Anyone willing to sift through the spangles and feathers, however, will be rewarded with some terrific acting. Ewan McGregor is mostly wasted as the unstable Kurt Wild--he has a couple of knockout performance sequences, but Wild otherwise spends most of his scenes drugged out and exploding in angry diatribes; although McGregor gets top billing, Wild is really a supporting player. Izzard is a lot of fun as the oily Devine; Woof handles Shannon's transformation from innocent schoolgirl to shrewd operator with aplomb; Feast is terrifically droll in his work as the ignominiously discarded Cecil. Bale is utterly fearless as Arthur: he has to put across a lot of weakness and shyness and self-doubt, as well as Arthur's sexual awakening. Many actors wouldn't have touched this character with the proverbial ten-foot pole, but Bale handles the material--including one humiliating moment in Arthur's life--without the slightest hint of self-consciousness. Toni Colette is a marvel, taking her character from naive party girl to cynical rock wife to jaded, washed-up ex--she's funny and subtle and outrageous, suggesting a deep and genuine love for Brian, pain and betrayal when he essentially dumps her for Kurt, and finally weary bitterness that the world at large has forgotten her. Of all the characters, Mandy seems to have truly loved the wild circus of glam rock, and she longs for the past with a touching sense of nostalgia.

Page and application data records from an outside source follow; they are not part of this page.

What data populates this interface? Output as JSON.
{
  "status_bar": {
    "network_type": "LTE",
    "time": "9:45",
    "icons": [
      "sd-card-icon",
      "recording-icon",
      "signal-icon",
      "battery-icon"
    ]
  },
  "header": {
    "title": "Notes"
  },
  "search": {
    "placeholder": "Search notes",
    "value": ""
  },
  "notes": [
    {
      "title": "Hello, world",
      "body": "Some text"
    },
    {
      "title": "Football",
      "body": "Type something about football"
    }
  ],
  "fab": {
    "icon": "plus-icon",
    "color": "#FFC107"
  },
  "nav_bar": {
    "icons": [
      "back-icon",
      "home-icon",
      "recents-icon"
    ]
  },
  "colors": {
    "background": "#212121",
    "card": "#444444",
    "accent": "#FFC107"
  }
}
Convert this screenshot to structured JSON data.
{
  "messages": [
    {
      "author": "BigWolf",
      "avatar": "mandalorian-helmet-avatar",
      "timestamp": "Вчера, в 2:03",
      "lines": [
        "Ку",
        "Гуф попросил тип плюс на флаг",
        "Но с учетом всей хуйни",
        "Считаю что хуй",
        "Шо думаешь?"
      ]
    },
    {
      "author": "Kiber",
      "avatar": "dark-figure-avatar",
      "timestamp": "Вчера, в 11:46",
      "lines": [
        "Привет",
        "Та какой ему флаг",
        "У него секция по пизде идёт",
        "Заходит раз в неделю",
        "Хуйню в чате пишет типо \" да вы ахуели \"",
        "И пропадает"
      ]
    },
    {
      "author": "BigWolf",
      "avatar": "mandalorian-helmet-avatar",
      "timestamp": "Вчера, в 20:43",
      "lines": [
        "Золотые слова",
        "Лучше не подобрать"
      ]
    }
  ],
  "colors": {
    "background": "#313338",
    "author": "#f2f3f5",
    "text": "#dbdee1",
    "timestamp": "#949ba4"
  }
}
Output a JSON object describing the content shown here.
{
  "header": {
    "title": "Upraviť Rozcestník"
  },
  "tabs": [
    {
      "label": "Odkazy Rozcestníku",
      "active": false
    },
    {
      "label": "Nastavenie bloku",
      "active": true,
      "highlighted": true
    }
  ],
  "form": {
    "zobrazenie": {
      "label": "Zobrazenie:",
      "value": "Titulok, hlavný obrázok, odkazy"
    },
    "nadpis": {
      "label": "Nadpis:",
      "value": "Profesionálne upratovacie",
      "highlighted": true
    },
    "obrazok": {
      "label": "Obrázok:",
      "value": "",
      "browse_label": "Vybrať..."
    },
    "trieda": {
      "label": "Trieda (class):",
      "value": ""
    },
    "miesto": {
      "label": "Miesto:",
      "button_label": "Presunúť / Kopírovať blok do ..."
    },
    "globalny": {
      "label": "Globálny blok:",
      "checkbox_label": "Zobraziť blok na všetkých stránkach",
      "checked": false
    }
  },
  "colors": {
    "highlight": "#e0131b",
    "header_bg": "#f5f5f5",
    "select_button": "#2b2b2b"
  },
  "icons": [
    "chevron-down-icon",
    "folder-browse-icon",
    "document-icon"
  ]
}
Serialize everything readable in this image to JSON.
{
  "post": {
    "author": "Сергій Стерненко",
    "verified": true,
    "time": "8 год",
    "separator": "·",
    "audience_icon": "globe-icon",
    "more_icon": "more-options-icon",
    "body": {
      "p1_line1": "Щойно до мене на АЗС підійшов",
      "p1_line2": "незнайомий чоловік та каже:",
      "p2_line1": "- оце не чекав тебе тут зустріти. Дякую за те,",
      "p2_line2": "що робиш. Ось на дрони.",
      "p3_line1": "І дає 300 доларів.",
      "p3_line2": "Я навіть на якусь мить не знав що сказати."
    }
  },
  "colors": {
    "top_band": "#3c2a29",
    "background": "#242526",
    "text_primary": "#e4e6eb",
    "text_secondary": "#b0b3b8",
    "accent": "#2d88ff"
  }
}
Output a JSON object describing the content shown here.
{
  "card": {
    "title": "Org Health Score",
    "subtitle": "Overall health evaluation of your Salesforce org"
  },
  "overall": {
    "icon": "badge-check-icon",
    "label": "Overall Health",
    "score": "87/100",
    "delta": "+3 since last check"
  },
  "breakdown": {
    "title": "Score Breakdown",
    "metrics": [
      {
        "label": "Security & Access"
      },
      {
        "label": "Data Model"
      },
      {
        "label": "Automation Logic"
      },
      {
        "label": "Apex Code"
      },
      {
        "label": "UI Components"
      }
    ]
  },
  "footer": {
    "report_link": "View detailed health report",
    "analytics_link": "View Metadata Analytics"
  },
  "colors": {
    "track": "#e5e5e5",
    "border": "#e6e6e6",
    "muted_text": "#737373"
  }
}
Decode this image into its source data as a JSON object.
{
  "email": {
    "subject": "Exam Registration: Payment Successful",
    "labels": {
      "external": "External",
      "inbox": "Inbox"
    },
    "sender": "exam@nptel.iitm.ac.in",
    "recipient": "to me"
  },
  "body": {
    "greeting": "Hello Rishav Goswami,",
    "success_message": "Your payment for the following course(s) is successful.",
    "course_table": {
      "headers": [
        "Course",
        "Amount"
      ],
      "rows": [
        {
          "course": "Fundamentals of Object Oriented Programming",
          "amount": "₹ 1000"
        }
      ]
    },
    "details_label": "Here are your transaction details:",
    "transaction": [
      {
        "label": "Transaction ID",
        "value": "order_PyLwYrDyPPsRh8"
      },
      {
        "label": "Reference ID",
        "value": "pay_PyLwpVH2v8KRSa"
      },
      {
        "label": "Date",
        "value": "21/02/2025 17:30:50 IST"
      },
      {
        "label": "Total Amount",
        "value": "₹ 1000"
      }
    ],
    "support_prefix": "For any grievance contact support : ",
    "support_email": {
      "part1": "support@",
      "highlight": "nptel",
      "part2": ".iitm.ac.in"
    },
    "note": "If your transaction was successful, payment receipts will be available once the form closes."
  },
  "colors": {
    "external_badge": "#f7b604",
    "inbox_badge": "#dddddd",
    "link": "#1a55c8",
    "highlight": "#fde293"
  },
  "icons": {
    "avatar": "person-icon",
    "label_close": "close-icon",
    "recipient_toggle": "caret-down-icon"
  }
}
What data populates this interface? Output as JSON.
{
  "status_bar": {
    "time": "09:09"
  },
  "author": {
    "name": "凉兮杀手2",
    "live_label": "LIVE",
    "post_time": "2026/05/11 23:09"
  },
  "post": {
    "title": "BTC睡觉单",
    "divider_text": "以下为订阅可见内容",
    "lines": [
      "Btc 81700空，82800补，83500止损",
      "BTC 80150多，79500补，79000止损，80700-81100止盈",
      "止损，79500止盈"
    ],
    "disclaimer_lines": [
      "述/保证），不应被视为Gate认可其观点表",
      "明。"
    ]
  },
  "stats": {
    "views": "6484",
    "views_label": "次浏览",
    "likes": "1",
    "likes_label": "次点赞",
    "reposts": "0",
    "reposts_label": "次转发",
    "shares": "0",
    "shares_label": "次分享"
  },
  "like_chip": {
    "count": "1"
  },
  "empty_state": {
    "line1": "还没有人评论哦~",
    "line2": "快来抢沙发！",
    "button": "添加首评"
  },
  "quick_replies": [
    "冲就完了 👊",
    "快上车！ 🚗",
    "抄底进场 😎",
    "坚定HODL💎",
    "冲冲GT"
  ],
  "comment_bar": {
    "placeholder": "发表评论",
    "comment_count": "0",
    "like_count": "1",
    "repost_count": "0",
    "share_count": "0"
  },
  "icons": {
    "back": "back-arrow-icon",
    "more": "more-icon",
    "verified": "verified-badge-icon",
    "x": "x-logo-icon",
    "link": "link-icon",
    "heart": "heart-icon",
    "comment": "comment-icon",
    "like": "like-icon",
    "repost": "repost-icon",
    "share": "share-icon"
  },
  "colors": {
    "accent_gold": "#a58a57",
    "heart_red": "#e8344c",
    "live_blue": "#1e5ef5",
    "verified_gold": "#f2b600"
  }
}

As terrific as all these performances are, the film belongs to Jonathan Rhys-Meyers, whose turn as Bowie is nothing short of riveting. A kind of raw sexual energy seems to pour out of him; he's magnetic, and much like Bowie himself, it's impossible to take your eyes off him. The physical resemblance is particularly uncanny, and Rhys-Meyers gets all the little details down perfectly: the expressions, the posture, the body language. Like Bale, he tackles the role head-on, and it's a testament to his skill that he conveys such depth of emotion through layers of costume, wig, and makeup. Even his reedy voice evokes the young Bowie, and yes, that's him singing in four different numbers (two of them were left off the movie's soundtrack CD). This role, more than any of his others, brings home the depth and extent of JRM's talent. Everyone in the film is stellar, but only Rhys-Meyers seems touched with genuine prodigy. Anyone who admires him as an actor shouldn't miss him here.
Velvet Goldmine's other great strength is its music, which consists of classic tunes from the era, as well as songs specifically written for the film. The overall effect is of a long-lost Bowie album, and it's a pity that two or three show-stoppers were left off the soundtrack. Music is of course inextricably linked to story in this type of film, used to illuminate character and propel the narrative. A couple of set pieces don't work, but mostly the music is wonderful, melding perfectly to the visual images and adding depth to each scene.
Velvet Goldmine plainly isn't a movie for everyone, and almost certainly some would find it unwatchable; mileage will vary greatly depending on one's tolerance for gay characters, men in drag, and a heightened sense of camp. There's also a *lot* of sex (gay, straight, group, and solo) and full frontal nudity (male and female)--the film is rated R for a very good reason. Velvet Goldmine can probably be summed up as a diamond in the rough--the viewer may need to do some chipping, but the glittering facets that are revealed make the effort worthwhile.